-- Task brief --
From the listing below, pick out each line with the word "维克多教育".

-- Record extracts --
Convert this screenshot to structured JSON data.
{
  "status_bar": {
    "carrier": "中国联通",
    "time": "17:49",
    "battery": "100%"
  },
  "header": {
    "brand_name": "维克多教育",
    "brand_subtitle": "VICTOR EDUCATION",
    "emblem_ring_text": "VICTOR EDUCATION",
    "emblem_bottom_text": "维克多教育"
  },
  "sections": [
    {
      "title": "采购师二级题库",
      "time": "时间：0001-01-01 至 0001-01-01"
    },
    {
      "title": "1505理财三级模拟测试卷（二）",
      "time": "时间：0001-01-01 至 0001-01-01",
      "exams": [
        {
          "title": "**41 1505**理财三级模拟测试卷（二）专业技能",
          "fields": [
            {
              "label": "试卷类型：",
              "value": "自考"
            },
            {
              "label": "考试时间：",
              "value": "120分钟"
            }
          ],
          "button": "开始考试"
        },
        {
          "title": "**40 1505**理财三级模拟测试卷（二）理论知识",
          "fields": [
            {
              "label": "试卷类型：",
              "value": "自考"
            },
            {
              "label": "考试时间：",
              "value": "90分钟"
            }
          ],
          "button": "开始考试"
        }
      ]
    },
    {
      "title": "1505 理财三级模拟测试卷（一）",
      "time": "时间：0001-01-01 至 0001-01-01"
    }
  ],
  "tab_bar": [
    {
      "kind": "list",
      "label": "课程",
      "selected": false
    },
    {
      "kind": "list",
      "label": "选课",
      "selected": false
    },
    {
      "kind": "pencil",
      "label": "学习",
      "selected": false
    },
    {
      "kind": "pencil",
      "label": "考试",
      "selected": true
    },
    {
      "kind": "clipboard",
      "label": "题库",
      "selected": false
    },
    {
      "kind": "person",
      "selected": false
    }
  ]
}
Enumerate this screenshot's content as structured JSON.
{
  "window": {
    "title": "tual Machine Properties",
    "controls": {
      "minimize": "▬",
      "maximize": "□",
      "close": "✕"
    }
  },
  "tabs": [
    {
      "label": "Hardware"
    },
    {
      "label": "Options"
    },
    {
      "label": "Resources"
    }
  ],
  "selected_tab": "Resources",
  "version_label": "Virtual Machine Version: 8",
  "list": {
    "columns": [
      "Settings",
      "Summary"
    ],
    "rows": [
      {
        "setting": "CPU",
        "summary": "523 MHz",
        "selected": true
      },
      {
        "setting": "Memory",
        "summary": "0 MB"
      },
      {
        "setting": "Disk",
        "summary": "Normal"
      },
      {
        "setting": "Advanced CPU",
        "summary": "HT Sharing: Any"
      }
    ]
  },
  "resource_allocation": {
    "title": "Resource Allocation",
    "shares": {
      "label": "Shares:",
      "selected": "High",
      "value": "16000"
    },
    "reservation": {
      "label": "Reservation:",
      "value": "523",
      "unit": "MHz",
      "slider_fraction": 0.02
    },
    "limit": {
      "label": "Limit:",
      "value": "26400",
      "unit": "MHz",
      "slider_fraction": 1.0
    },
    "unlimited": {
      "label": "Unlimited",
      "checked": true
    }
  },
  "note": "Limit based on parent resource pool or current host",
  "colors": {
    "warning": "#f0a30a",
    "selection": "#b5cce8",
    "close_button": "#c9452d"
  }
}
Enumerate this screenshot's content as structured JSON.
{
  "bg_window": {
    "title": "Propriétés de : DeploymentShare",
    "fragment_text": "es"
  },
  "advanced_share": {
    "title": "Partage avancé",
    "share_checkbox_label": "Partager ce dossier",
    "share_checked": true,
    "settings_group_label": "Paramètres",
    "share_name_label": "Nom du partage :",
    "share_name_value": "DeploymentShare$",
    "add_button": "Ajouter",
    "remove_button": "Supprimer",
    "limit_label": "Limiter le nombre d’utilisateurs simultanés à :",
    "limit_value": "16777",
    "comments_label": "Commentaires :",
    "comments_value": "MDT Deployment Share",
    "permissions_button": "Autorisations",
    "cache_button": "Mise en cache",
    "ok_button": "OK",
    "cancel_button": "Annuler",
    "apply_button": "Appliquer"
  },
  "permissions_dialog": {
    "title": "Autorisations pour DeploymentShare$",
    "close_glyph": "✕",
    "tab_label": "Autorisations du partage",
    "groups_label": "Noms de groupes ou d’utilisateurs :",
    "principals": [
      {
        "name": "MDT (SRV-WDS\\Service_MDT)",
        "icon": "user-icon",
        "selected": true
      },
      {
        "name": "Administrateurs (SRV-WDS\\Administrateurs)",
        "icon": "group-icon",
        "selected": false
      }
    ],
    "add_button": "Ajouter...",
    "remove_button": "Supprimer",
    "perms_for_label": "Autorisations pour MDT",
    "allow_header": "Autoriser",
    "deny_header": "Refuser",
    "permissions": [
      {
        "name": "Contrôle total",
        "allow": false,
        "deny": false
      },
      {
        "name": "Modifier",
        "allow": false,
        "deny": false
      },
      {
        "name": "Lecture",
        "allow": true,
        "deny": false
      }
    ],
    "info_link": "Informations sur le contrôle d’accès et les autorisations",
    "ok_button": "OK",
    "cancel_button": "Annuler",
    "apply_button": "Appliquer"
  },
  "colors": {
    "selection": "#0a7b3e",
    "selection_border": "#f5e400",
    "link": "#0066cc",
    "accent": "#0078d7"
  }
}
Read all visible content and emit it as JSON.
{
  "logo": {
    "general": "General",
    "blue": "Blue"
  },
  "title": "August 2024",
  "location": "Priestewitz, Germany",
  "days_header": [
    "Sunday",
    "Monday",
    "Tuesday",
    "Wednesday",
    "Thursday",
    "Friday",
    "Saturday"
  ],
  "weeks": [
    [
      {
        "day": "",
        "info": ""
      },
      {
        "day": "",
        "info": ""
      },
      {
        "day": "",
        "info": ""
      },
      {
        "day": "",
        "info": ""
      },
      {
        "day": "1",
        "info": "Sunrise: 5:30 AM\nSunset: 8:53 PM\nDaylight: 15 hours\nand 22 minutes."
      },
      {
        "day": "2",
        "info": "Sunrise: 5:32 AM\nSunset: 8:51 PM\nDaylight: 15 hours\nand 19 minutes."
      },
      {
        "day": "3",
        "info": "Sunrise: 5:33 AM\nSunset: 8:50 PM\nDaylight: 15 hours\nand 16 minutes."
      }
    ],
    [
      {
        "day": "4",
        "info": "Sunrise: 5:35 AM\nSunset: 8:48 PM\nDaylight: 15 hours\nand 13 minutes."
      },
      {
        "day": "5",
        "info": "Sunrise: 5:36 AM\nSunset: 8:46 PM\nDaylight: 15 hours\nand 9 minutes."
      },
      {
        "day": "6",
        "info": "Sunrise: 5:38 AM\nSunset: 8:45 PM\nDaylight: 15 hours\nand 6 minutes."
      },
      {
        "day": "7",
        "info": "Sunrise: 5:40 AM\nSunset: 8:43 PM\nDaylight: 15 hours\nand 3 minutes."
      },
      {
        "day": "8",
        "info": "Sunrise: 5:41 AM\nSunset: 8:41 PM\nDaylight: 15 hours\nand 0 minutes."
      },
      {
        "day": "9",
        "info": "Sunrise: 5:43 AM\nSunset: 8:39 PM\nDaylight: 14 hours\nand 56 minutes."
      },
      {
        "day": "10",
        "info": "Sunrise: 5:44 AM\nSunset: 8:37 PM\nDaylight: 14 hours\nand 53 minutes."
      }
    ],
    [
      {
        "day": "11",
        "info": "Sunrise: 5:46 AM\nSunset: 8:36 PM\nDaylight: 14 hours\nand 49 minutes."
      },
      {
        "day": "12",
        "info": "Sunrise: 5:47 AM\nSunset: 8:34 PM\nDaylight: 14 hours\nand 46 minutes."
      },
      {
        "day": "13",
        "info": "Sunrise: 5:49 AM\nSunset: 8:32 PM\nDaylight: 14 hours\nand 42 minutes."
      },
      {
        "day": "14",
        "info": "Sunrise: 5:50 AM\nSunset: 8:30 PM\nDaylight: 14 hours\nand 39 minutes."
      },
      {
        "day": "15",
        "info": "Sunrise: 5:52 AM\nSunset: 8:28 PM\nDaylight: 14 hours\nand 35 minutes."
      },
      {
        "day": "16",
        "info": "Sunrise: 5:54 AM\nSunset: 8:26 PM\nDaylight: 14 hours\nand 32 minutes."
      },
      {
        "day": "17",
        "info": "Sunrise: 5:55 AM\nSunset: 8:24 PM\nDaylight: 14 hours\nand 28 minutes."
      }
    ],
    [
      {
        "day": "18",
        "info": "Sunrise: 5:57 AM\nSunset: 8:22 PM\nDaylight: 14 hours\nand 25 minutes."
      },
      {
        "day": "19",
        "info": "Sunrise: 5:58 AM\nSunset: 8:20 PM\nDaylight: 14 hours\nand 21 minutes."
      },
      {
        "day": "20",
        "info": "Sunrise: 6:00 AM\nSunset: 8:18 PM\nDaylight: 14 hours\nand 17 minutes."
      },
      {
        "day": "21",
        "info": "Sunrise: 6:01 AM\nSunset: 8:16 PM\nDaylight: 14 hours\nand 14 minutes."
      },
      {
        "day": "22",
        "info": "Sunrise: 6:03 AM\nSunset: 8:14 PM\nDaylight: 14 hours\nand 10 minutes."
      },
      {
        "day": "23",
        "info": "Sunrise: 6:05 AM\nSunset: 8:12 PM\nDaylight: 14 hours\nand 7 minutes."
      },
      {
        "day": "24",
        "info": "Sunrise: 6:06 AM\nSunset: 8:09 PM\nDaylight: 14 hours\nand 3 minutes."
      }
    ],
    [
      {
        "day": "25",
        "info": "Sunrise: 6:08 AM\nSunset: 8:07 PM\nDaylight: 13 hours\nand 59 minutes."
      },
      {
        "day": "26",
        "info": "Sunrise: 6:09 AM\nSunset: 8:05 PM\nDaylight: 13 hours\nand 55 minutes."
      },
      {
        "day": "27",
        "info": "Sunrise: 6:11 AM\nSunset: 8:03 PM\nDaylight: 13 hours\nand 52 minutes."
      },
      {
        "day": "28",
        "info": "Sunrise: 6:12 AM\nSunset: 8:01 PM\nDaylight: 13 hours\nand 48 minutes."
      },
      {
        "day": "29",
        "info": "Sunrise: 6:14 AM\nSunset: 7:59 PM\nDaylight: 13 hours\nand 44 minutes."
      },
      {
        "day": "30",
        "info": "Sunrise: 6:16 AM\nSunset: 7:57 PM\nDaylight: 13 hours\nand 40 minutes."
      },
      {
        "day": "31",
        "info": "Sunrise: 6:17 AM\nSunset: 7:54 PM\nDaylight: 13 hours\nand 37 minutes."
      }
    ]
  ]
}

-- Response below --
    "brand_name": "维克多教育",
    "emblem_bottom_text": "维克多教育"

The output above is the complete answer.